Radically Rethinking Economic Policy
Sunday, Jan. 7, 2018 10:15 AM - 12:15 PM
- Chair: John Roemer, Yale University
A Welfarist Role for Nonwelfarist Rules: An Example With Envy
AbstractI propose and formalize an argument for why economists working in the welfarist normative tradition should include nonwelfarist principles in how they judge economic policy. The key idea behind this argument is that the world is too complex, and our ability to model it too limited, for us to fully trace a policys effects on welfare. Nonwelfarist principles can be valuable to a welfarist facing this limitation if they act as informational proxies, carrying accumulated knowledge about the effects of policy that otherwise cannot be considered. This argument can be seen both as extending a familiar logic for rule utilitarianism beyond the realm of individual ethics and as a specific version of a broader argument made for centuries by theorists from Hume to Hayek.
I also provide evidence of an example in which real-world policy judgments are consistent with this theoretical argument. Results from a novel U.S. opinion survey show that approximately half of respondents reject redistribution driven by envy even though it generates direct utilitarian gains. That share rises as the role of envy is made more salient, consistent with respondents using nonwelfarist principles to encode concerns about the unobservable consequences of policy.

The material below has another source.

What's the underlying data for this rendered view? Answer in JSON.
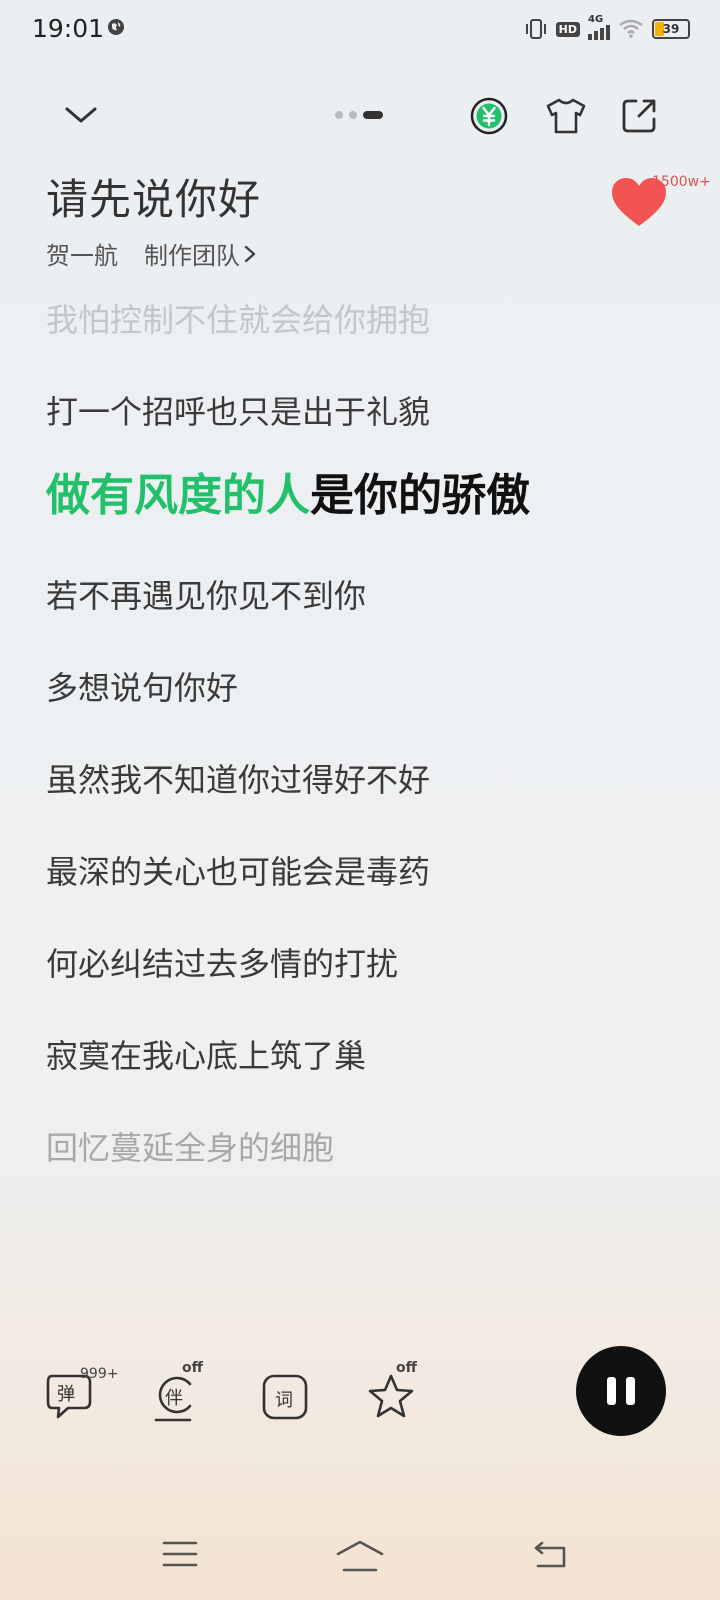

Quadratic Voting: How Mechanism Design Can Radicalize Democracy
AbstractCan mechanism design save democracy? We propose a simple design that offers a chance: individuals pay for as many votes as they wish using a number of "voice credits" quadratic in the votes they buy. Only quadratic cost induces marginal costs linear in votes purchased and thus welfare optimality if individuals' valuation of votes is proportional to their value of changing the outcome. A variety of analysis and evidence suggests that this still-nascent mechanism has significant promise to robustly correct the failure of existing democracies to incorporate intensity of preference and knowledge.

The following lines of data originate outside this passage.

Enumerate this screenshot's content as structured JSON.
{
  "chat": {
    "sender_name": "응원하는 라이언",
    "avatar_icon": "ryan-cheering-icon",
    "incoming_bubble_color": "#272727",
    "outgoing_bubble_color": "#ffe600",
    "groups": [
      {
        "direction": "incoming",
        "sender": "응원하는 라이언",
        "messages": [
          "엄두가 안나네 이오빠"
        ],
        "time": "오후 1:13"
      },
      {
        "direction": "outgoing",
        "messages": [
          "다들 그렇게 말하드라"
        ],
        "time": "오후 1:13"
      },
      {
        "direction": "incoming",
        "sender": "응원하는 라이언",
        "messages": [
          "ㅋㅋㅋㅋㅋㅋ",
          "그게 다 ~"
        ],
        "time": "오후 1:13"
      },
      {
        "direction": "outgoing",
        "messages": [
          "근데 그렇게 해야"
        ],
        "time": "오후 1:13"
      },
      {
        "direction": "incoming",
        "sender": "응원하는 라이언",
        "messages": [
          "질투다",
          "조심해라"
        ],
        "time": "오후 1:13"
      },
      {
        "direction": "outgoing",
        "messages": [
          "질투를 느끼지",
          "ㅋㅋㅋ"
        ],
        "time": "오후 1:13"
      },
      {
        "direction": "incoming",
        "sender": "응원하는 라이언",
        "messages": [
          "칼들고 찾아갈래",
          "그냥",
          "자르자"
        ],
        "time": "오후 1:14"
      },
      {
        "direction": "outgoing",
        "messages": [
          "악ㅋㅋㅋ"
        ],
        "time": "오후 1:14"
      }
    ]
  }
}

Should We Treat Data as Labor? Moving Beyond "Free"
AbstractIn the digital economy, user data is typically treated as capital created by corporations observing willing individuals. This neglects users' role in creating data, reducing incentives for users, distributing the gains from the data economy unequally and stoking fears of automation. Instead treating data (at least partially) as labor could help resolve these issues and restore a functioning market for user contributions, but may run against the near-term interests of dominant data monopsonists who have benefited from data being treated as "free". Countervailing power, in the form of competition, a data labor movement and/or thoughtful regulation could help restore balance.
Massachusetts Institute of Technology

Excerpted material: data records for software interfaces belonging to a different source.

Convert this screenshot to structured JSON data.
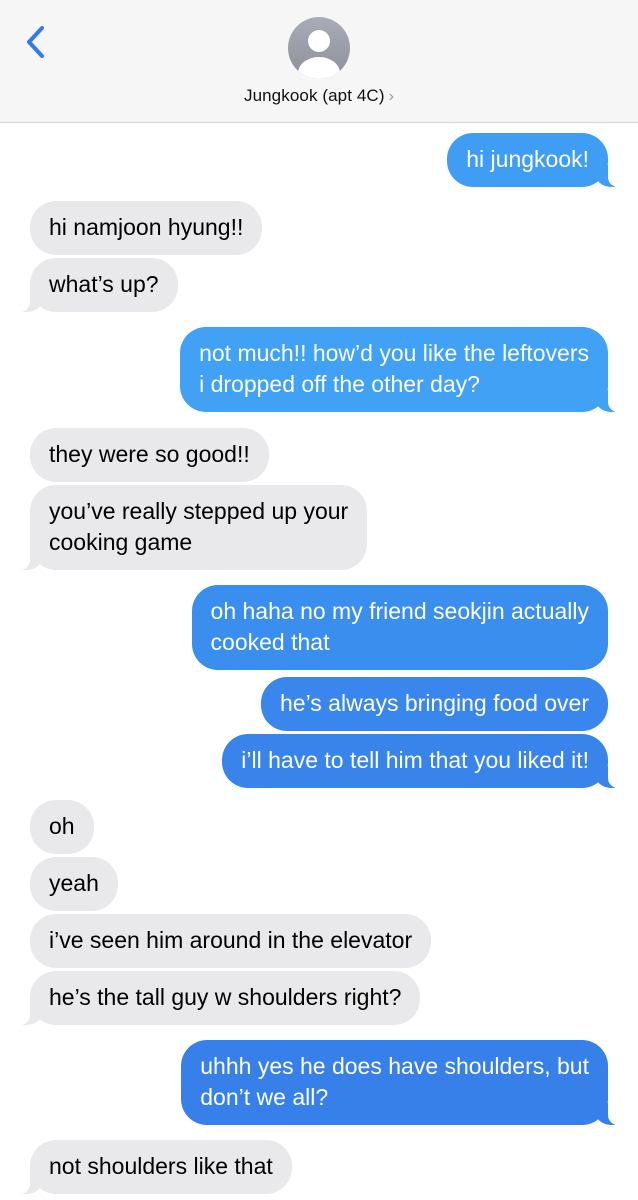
{
  "header": {
    "contact_name": "Jungkook (apt 4C)",
    "back_icon": "chevron-left-icon",
    "disclosure_icon": "chevron-right-icon",
    "avatar_icon": "person-silhouette-icon"
  },
  "colors": {
    "incoming_bubble": "#e9e9eb",
    "outgoing_bubble": "#3c89ee",
    "accent": "#3478f6"
  },
  "messages": [
    {
      "from": "me",
      "text": "hi jungkook!"
    },
    {
      "from": "them",
      "text": "hi namjoon hyung!!"
    },
    {
      "from": "them",
      "text": "what’s up?"
    },
    {
      "from": "me",
      "lines": [
        "not much!! how’d you like the leftovers",
        "i dropped off the other day?"
      ]
    },
    {
      "from": "them",
      "text": "they were so good!!"
    },
    {
      "from": "them",
      "lines": [
        "you’ve really stepped up your",
        "cooking game"
      ]
    },
    {
      "from": "me",
      "lines": [
        "oh haha no my friend seokjin actually",
        "cooked that"
      ]
    },
    {
      "from": "me",
      "text": "he’s always bringing food over"
    },
    {
      "from": "me",
      "text": "i’ll have to tell him that you liked it!"
    },
    {
      "from": "them",
      "text": "oh"
    },
    {
      "from": "them",
      "text": "yeah"
    },
    {
      "from": "them",
      "text": "i’ve seen him around in the elevator"
    },
    {
      "from": "them",
      "text": "he’s the tall guy w shoulders right?"
    },
    {
      "from": "me",
      "lines": [
        "uhhh yes he does have shoulders, but",
        "don’t we all?"
      ]
    },
    {
      "from": "them",
      "text": "not shoulders like that"
    }
  ]
}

- H1 - Structure and Scope of Government
- P5 - Comparative Economic Systems